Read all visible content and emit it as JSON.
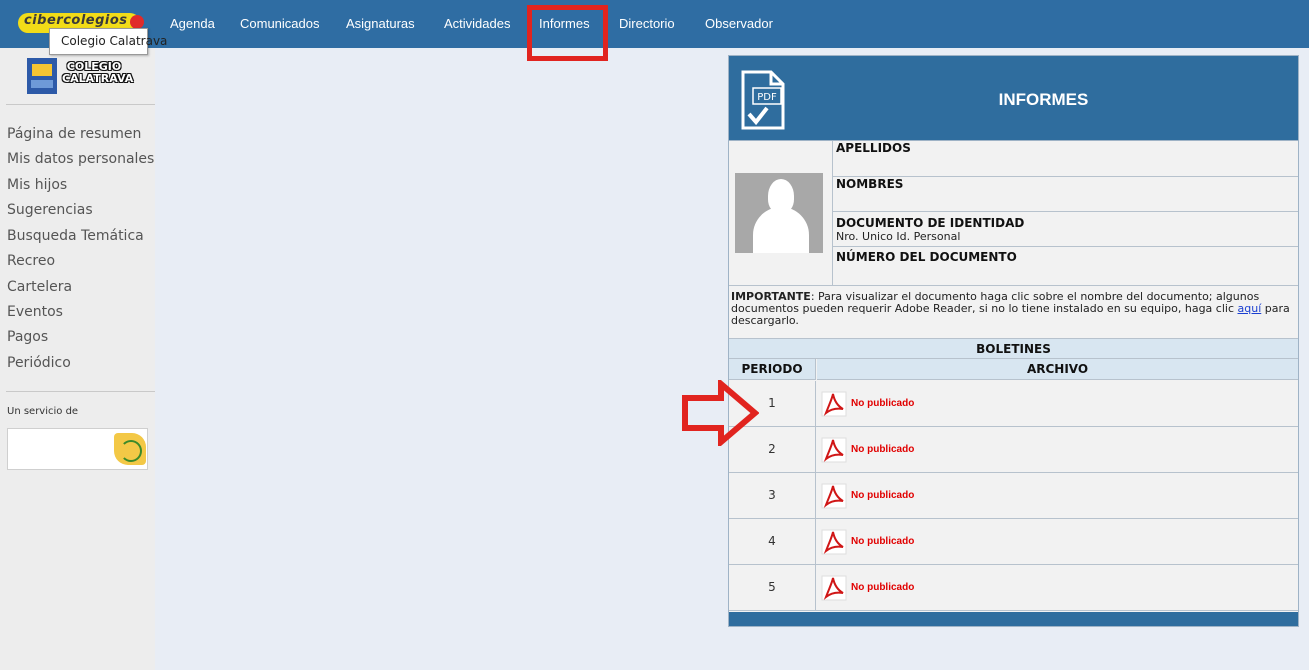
{
  "topbar": {
    "logo_text": "cibercolegios",
    "tooltip": "Colegio Calatrava",
    "nav": [
      {
        "label": "Agenda"
      },
      {
        "label": "Comunicados"
      },
      {
        "label": "Asignaturas"
      },
      {
        "label": "Actividades"
      },
      {
        "label": "Informes",
        "active": true
      },
      {
        "label": "Directorio"
      },
      {
        "label": "Observador"
      }
    ]
  },
  "sidebar": {
    "school_name": "COLEGIO CALATRAVA",
    "links": [
      {
        "label": "Página de resumen"
      },
      {
        "label": "Mis datos personales"
      },
      {
        "label": "Mis hijos"
      },
      {
        "label": "Sugerencias"
      },
      {
        "label": "Busqueda Temática"
      },
      {
        "label": "Recreo"
      },
      {
        "label": "Cartelera"
      },
      {
        "label": "Eventos"
      },
      {
        "label": "Pagos"
      },
      {
        "label": "Periódico"
      }
    ],
    "service_label": "Un servicio de"
  },
  "panel": {
    "title": "INFORMES",
    "pdf_icon_text": "PDF",
    "fields": {
      "apellidos": {
        "label": "APELLIDOS",
        "value": ""
      },
      "nombres": {
        "label": "NOMBRES",
        "value": ""
      },
      "documento": {
        "label": "DOCUMENTO DE IDENTIDAD",
        "value": "Nro. Unico Id. Personal"
      },
      "numero": {
        "label": "NÚMERO DEL DOCUMENTO",
        "value": ""
      }
    },
    "notice": {
      "bold": "IMPORTANTE",
      "text": ": Para visualizar el documento haga clic sobre el nombre del documento; algunos documentos pueden requerir Adobe Reader, si no lo tiene instalado en su equipo, haga clic ",
      "link": "aquí",
      "tail": " para descargarlo."
    },
    "table": {
      "title": "BOLETINES",
      "col_period": "PERIODO",
      "col_file": "ARCHIVO",
      "rows": [
        {
          "period": "1",
          "status": "No publicado"
        },
        {
          "period": "2",
          "status": "No publicado"
        },
        {
          "period": "3",
          "status": "No publicado"
        },
        {
          "period": "4",
          "status": "No publicado"
        },
        {
          "period": "5",
          "status": "No publicado"
        }
      ]
    }
  },
  "colors": {
    "nav_bg": "#2f6da3",
    "panel_header_bg": "#2f6d9e",
    "highlight_red": "#e1241f",
    "status_red": "#e10000",
    "link_blue": "#1a3fd1"
  }
}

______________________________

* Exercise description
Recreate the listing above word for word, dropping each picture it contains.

* Solution to this exercise
Read all visible content and emit it as JSON.
{
  "topbar": {
    "logo_text": "cibercolegios",
    "tooltip": "Colegio Calatrava",
    "nav": [
      {
        "label": "Agenda"
      },
      {
        "label": "Comunicados"
      },
      {
        "label": "Asignaturas"
      },
      {
        "label": "Actividades"
      },
      {
        "label": "Informes",
        "active": true
      },
      {
        "label": "Directorio"
      },
      {
        "label": "Observador"
      }
    ]
  },
  "sidebar": {
    "school_name": "COLEGIO CALATRAVA",
    "links": [
      {
        "label": "Página de resumen"
      },
      {
        "label": "Mis datos personales"
      },
      {
        "label": "Mis hijos"
      },
      {
        "label": "Sugerencias"
      },
      {
        "label": "Busqueda Temática"
      },
      {
        "label": "Recreo"
      },
      {
        "label": "Cartelera"
      },
      {
        "label": "Eventos"
      },
      {
        "label": "Pagos"
      },
      {
        "label": "Periódico"
      }
    ],
    "service_label": "Un servicio de"
  },
  "panel": {
    "title": "INFORMES",
    "pdf_icon_text": "PDF",
    "fields": {
      "apellidos": {
        "label": "APELLIDOS",
        "value": ""
      },
      "nombres": {
        "label": "NOMBRES",
        "value": ""
      },
      "documento": {
        "label": "DOCUMENTO DE IDENTIDAD",
        "value": "Nro. Unico Id. Personal"
      },
      "numero": {
        "label": "NÚMERO DEL DOCUMENTO",
        "value": ""
      }
    },
    "notice": {
      "bold": "IMPORTANTE",
      "text": ": Para visualizar el documento haga clic sobre el nombre del documento; algunos documentos pueden requerir Adobe Reader, si no lo tiene instalado en su equipo, haga clic ",
      "link": "aquí",
      "tail": " para descargarlo."
    },
    "table": {
      "title": "BOLETINES",
      "col_period": "PERIODO",
      "col_file": "ARCHIVO",
      "rows": [
        {
          "period": "1",
          "status": "No publicado"
        },
        {
          "period": "2",
          "status": "No publicado"
        },
        {
          "period": "3",
          "status": "No publicado"
        },
        {
          "period": "4",
          "status": "No publicado"
        },
        {
          "period": "5",
          "status": "No publicado"
        }
      ]
    }
  },
  "colors": {
    "nav_bg": "#2f6da3",
    "panel_header_bg": "#2f6d9e",
    "highlight_red": "#e1241f",
    "status_red": "#e10000",
    "link_blue": "#1a3fd1"
  }
}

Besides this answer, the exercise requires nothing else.